First stop was the display hall, featuring posters and displays from professional research organisations alongside astronomy projects submitted by learners at local schools. Next door to this was the food tent, providing traditional fair at bargain prices! From there I stopped by the West Rand Amateur Radio Club, who had erected a hand-guided directional antenna, which they were hoping to use to communicate with an Amateur Radio Satellite as soon as it passed overhead. I had a nice chat with a few of the members who seemed very keen to help me find a local club and get licensed as a ham. I may even take that step, in a few years.
All this was just a prelude to what I considered the meat of the expo: The Amateur Telescope Making exhibits. ATM’ers from all over the country converge on ScopeX every year to show off their handiwork. Some showed rough-and-ready 6″ newtonians, pieced together from whatever scrap materials were handy. Others displayed incredible craftsmanship, producing telescopes that were technically innovative, or beautiful, or both. Johan Swanepoel’s pair of 20″ lightbuckets dominated the field with their sheer bulk, and gorgeous wooden finish. Many of the telescope on display were still works in progress, but all were an inspiration to complete my own telescope project.

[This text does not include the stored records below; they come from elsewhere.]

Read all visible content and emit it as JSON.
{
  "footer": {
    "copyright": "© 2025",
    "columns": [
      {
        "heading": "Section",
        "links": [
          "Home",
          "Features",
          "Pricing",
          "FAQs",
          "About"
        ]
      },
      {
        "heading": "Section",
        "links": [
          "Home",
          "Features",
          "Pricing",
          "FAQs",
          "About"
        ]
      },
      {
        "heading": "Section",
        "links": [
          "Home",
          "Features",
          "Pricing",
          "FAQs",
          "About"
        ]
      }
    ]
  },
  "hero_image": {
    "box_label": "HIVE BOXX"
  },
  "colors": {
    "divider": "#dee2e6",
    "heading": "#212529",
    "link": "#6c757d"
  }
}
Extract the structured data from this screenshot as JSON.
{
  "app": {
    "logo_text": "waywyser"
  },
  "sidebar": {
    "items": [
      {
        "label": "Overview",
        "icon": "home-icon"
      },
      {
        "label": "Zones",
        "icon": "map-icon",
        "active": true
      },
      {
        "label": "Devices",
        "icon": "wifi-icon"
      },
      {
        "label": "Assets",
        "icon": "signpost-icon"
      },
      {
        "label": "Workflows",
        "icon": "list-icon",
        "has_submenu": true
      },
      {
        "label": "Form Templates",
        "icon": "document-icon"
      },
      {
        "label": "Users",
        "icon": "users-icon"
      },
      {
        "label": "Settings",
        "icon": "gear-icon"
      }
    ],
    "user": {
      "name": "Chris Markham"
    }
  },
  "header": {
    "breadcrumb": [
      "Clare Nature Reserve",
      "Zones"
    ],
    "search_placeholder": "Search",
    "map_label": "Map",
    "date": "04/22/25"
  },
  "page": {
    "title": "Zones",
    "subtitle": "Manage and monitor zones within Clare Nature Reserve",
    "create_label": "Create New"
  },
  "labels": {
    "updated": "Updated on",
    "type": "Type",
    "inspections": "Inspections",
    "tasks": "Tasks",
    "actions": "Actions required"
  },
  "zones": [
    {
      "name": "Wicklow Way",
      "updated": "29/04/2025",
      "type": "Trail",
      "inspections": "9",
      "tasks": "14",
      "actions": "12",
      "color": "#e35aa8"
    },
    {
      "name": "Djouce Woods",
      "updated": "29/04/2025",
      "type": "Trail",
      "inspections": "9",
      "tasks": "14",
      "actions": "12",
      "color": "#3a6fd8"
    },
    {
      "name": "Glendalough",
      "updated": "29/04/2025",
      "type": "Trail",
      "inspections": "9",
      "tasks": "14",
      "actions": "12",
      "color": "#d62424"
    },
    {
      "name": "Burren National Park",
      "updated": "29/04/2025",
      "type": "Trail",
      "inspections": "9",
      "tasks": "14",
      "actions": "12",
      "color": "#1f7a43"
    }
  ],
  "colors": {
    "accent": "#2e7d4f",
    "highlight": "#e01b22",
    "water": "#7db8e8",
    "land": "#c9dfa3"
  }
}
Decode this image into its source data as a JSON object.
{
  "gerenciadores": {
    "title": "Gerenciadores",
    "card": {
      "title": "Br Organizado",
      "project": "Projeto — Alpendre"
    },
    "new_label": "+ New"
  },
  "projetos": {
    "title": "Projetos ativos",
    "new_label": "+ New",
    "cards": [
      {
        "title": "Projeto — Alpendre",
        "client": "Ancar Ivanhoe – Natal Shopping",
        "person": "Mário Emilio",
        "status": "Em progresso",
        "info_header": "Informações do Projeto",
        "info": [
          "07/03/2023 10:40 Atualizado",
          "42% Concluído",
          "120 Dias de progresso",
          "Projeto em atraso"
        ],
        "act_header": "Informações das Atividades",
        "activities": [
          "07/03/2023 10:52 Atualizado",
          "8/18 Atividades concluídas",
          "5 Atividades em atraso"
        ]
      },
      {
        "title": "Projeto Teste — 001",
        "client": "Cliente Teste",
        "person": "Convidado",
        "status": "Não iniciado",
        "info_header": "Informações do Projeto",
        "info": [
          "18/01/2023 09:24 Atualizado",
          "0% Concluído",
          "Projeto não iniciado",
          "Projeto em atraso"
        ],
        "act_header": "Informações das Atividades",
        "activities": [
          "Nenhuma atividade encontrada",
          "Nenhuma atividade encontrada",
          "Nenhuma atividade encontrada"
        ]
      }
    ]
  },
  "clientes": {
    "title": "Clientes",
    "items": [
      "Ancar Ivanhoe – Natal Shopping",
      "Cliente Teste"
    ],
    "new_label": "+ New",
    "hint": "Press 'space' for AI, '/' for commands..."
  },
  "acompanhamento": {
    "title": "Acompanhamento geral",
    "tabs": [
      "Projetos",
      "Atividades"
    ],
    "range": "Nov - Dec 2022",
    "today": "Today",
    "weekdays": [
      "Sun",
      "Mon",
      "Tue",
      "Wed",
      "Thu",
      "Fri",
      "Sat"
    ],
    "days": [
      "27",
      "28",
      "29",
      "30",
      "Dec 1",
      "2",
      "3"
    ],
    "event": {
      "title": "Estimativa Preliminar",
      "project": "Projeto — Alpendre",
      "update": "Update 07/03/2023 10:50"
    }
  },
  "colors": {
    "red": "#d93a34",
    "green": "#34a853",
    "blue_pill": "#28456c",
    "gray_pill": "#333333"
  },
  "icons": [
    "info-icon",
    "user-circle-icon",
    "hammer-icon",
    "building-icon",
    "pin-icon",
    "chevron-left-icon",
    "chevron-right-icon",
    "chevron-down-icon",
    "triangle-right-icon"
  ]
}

Several vendors were present as well, showing off their products, but this was less interesting to me personally – good equipment costs money, which I don’t have to spare! My day ended by attending two talks in the main auditorium. The first was a talk titled “Space Weather: the impact of space weather on human activities”, delivered by Kobus Olckers. Kobus is a Space Weather Officer at the South African National Space Agency, and shared an enormous amount of information on how the Sun affects almost every aspect of modern life. He did a masterful job of balancing the enormous risk posed to our technology, with a calming message that we should not fear the Sun’s effects, merely be prepared for the inevitable problems. Sadly, he had so much to share that he ended up over-running his time, and was forced to skip a lot of material. If I get a chance to meet him, I’d love to have those gaps filled in.
The second talk (the last of the day) was a question and answer session, hosted by Case Rijsdijk and Prof Matie Hoffman. I’ve been present at similar panels before, and was pleasantly surprised at the sophistication of the questions fielded, and the ease with which the panel handled them. Questions were answered in tremendous details, without ever losing the non-scientific members of the audience.
The end of the Q&A session marked the end of ScopeX for me. The final event of the day was the starparty, where visitors would get a chance to look through the various telescopes on display, but the weather failed to cooperate. The sky was resolutely overcast by the time the party was due to begin.
ScopeX 2011 was definitely a huge success. My congratulations and thanks to the organisers for putting together a wonderful day, when I could meet like-minded fans of astronomy and telescope making, and learn something new and useful. I’m looking forward to the next year’s show!
Edit: For another perspective, here’s a link to Auke Slotegraaf’s report.